Critical perspectives on research on post-traumatic stress disorder and implications for the South African context
AbstractThis article introduces a special issue of the Journal of Psychology in Africa on post-traumatic stress disorder (PTSD) in Africa and particularly in South Africa and examines the critical debate that has surrounded PTSD research. It begins with an examination of the meaning of the term trauma, and of its specialised use within the clinical context and with respect to the concept of PTSD. The diagnostic approach to the detection of PTSD is presented, criteria in the DSM-IV-TR and the ICD-10 are summarised and differences between the two manuals are discussed. Arguments presented by critics of the concept of PTSD are presented and discussed. These concern the historical evolution of the concept, concerns about the universality of PTSD cross-culturally, and problems arising from understanding human suffering from a narrow medical perspective. It is concluded that while there are dangers in thinking of the sequelae of trauma as a medical/psychiatric problem, and while the alarming rate of traumatic events needs to be addressed at the political, economic and societal level, there is an important place for the provision of assessment and treatment of PTSD within a psychiatric/psychological clinical setting.
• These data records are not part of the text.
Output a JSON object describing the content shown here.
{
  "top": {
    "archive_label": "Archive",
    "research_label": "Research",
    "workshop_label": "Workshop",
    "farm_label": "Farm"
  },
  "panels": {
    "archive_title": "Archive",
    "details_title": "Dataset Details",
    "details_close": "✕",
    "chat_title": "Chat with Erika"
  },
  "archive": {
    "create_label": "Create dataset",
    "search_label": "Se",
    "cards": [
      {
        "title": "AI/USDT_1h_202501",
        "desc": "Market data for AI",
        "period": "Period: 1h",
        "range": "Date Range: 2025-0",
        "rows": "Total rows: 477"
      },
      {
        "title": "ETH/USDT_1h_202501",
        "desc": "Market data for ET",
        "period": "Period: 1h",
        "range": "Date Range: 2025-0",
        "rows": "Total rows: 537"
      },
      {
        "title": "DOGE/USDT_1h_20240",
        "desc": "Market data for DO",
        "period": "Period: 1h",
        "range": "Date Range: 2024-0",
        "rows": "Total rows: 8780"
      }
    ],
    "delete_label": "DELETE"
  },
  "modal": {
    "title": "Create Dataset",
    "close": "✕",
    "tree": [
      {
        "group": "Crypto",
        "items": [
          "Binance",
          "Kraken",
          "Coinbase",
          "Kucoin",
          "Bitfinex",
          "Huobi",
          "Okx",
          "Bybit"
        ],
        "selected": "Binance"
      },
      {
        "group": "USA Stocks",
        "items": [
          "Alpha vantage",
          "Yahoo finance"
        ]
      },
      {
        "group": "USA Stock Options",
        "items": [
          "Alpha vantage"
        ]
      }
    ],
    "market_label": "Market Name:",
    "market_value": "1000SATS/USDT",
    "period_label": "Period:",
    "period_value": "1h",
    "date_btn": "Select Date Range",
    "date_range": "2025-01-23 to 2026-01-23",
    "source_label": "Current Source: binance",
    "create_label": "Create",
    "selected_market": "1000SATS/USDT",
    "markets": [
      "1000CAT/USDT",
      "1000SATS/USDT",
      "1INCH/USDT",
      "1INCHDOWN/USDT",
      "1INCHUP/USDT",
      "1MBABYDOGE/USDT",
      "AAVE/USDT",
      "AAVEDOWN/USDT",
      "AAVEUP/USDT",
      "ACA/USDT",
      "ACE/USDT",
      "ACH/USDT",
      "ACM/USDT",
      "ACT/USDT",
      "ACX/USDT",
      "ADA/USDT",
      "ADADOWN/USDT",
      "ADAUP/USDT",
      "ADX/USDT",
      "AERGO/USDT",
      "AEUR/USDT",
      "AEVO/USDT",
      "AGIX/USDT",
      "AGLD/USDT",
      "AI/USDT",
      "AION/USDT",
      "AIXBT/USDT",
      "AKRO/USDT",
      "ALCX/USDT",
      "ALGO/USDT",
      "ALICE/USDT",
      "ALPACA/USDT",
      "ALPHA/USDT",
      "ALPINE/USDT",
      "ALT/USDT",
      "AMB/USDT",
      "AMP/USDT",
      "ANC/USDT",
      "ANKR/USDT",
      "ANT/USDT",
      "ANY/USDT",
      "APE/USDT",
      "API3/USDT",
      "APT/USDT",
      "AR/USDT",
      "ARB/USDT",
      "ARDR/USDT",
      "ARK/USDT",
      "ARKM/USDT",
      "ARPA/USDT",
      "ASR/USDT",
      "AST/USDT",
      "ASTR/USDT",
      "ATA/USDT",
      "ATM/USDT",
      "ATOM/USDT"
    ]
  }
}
Keywords: critical theory, diagnosis, post-traumatic stress disorder, South Africa, trauma, traumatic stress
Journal of Psychology in Africa 2005, 15(2): 117–124